(Data for this exercise begins)

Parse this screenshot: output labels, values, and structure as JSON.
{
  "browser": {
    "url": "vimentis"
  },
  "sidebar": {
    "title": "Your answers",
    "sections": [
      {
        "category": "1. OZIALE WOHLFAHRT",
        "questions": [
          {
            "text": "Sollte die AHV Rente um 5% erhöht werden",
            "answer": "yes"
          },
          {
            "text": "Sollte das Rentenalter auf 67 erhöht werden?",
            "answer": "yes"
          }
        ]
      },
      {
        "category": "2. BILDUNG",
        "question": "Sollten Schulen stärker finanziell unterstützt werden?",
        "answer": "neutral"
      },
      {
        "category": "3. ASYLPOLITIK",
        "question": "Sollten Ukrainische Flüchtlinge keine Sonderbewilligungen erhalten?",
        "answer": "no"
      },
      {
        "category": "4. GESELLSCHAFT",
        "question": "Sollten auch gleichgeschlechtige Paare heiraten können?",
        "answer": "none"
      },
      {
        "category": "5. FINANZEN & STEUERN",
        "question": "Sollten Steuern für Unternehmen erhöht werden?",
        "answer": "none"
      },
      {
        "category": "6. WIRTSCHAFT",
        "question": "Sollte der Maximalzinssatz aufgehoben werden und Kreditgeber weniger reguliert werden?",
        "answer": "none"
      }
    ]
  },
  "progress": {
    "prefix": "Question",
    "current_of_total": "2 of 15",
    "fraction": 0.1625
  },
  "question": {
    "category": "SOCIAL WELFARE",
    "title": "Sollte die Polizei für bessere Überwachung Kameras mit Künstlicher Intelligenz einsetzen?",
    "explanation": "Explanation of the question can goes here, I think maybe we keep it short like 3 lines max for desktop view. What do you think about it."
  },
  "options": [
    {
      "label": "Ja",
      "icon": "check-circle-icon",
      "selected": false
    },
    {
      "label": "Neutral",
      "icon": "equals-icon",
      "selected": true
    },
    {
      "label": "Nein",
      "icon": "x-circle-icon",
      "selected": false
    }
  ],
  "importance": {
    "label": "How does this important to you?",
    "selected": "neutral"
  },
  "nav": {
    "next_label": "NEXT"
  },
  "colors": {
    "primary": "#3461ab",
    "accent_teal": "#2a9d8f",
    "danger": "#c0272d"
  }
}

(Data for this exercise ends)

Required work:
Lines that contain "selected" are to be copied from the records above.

Solution for this task:
      "selected": false
      "selected": true
      "selected": false
    "selected": "neutral"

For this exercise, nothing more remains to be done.